Nor does it mean we’re always right. Our method of analysis shows our readers what we are basing our inferences on. This empowers them to contest our interpretations, and present alternative facts, concepts or inferences. The goal is to generate a more productive discussion that at certain moments can even influence the course of events.

During the first five years of the blog’s existence, Hugo Pérez Hernáiz was my main collaborator, along with Becca Hanson and Tim Gill. Since 2017 Geoff Ramsey has been writing for the blog and in the past two years has progressively taken the lead of WOLA’s Venezuela program. Actually, saying 2017 is a little misleading since for several years before that, he worked behind the scenes with WOLA’s Communications team, providing important content, drafting Venezuela statements and coordinating media outreach.

Two years ago I started the Venezuela Weekly (VW). Given the number of international foundations, NGOs, policy makers and activists that were starting to get involved, we saw the need for a digestible, weekly summary that could help busy minds keep tabs on Venezuela. Over the past year Dimitris Pantoulas has contributed his keen analysis and ensured a more consistent, timely publication.

Over the past two years, under Geoff Ramsey’s leadership and with the energy of Kristen Martínez-Gugerli and wisdom of John Walsh, WOLA’s Venezuela program has reached new heights. The blog relaunch will consolidate that momentum.

Suffice it to say, that while I will be stepping aside from daily analysis, media work and advocacy, I won’t be taking a sabbatical from Venezuela. I need some time to take a step back, gather my thoughts, concentrate, and think through the processes of the past several years. I have an enormous queue of literature to read, containing arguments, concepts and data that I know are important, but which I have not had the time to engage. There’s a chance I will try to crowd-review some of the book chapters on the blog, as I finish them. I’m still thinking through the possibilities.

At the risk of leaving out some important allies, I’d like to thank all of those whose have supported this effort; without you it would have been impossible. Over the years journalists have become not only interlocutors but friends, including Christine Armario, Nick Casey, Andy Cawthorne, Frank Jack Daniels, Hannah Dreier, Daniel García Marco, Josh Goodman, Lulu García Navarro, Phil Gunson, Stephen Gibbs, Girish Gupta, Anatoly Kurmanaev, Patty Laya, Gideon Long, Eugenio Martínez, Boris Muñoz, John Otis, Stefano Pozzebon, Luz Mely Reyes, Andy Rosati, Kejal Vyas, Alexandra Ulmer and Alex Vásquez.

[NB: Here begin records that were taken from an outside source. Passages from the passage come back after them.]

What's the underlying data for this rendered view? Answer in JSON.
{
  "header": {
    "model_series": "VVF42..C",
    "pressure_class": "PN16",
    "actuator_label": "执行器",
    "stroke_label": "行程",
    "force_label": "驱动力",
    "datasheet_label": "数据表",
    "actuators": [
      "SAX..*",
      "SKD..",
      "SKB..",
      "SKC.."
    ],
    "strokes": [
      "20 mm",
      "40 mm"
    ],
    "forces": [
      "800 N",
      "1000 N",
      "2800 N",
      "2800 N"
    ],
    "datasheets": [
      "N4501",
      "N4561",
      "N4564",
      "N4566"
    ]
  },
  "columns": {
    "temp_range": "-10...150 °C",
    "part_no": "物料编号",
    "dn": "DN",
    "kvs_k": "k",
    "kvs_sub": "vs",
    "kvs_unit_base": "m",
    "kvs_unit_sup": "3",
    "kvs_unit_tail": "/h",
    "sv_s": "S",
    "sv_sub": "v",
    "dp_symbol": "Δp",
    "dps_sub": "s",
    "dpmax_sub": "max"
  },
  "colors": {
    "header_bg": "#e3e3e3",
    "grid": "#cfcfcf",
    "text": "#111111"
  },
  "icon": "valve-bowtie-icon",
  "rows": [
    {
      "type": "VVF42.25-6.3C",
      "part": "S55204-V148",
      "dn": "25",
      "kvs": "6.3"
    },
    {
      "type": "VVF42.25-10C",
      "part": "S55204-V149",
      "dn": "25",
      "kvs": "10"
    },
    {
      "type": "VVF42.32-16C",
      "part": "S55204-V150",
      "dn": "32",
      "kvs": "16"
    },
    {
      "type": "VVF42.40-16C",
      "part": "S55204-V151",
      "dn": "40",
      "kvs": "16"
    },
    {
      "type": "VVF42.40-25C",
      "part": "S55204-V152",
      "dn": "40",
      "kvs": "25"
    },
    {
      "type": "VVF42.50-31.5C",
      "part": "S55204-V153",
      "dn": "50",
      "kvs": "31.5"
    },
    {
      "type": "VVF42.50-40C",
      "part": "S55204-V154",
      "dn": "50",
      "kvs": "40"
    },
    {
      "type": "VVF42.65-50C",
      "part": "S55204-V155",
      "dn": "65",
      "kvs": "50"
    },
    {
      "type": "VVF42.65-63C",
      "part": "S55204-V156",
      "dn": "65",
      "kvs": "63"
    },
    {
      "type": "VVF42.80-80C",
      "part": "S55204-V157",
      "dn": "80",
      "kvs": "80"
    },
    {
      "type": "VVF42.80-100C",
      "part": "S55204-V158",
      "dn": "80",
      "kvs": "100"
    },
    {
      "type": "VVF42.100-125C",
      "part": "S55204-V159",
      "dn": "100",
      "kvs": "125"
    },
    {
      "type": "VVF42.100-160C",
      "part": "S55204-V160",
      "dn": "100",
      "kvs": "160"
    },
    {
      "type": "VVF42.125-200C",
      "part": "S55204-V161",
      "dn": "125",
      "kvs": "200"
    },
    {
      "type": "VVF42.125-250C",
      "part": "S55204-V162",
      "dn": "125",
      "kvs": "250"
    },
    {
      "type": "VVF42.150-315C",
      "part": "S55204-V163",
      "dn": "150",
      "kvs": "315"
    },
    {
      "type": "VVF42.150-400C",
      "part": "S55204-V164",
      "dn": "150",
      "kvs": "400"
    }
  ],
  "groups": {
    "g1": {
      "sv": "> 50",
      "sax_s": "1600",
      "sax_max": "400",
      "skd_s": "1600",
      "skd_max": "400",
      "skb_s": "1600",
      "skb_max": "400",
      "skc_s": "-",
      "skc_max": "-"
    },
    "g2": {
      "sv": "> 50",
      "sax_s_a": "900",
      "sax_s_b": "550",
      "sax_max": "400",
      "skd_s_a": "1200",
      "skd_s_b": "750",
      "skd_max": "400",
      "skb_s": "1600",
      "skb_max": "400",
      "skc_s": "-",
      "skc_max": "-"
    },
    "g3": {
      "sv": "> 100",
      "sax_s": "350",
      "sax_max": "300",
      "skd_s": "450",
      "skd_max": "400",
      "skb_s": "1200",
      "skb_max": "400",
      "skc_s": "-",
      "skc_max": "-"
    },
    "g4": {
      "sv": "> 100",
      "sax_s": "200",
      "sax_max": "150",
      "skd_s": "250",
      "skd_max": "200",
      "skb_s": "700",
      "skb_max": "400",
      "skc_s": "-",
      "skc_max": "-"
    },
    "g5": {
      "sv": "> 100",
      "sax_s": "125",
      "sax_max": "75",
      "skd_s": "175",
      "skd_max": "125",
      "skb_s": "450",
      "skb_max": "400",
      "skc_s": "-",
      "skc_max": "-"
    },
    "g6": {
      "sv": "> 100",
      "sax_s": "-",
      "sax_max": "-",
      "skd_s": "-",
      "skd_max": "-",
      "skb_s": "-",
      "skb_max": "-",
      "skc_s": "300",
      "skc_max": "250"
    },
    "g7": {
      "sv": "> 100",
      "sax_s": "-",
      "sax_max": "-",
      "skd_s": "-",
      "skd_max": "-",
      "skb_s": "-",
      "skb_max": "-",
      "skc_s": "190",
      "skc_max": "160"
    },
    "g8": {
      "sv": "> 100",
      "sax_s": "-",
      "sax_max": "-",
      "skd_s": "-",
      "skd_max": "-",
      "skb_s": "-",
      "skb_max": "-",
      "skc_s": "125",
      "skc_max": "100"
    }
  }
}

Venezuela scholars who have contributed, pushed and prodded in recent years include: Carolina Acosta-Alzúru, Andrés Antillano, Angel Alvarez, Victor Alvarez, Keymer Ávila, Cindy Arnson, Benedicte Bull, Julia Buxton, Armando Chaguaceda, Colette Capriles, Javier Corrales, Mariano de Alba, María Pilar García Guadilla, Gabe Hetland, Maryhen Jiménez, Dorothy Kronick, Luis Lander, Abe Lowenthal, Margarita López Maya, Leiv Marsteintredet, Miguel Martínez Meucci, Michael McCarthy, Jennifer McCoy, Francisco Monaldi, Michael Penfold, John Polga, Francisco Rodriguez, Antulio Rosales, Iñaki Sagarzazu, Andrei Serbin, Keta Stephany, Oliver Stuenkel, Carlos Torrealba, Alejandro Velasco, Leonardo Vivas Peñalver, and Veronica Zubillaga.

At Tulane Ludovico Feoli, Tom Reese, and Eduardo Silva have been unfailing supporters of my unorthodox pursuits. My students including Jenaro Abraham, Lucas Díaz, Ana María López, Dustin Robertson and Tara Yanez never fail to push me in unexpected directions.

Beyond the Venezuela team at WOLA, Geoff Thale, Adam Isaacson, and Gimena Sánchez have been wise in their feedback. Elyssa Pachico always gets the messaging just right. The blog was originally conceived in a discussion with Jo Marie Burt and Coletta Youngers, and created by Kristel Muciño. Behind it all was the enthusiasm and support of Joy Olson.

All of WOLA’s partners in Venezuela, Latin America, the U.S. and Europe have been amazing collaborators. And of course, my extended network of family and friends in Venezuela have helped keep my analyses grounded.

Thanks to you all, and my apologies to anyone I’ve left out. To my detractors I’ll just say, enjoy it while you can, I’ll be back in September 2021.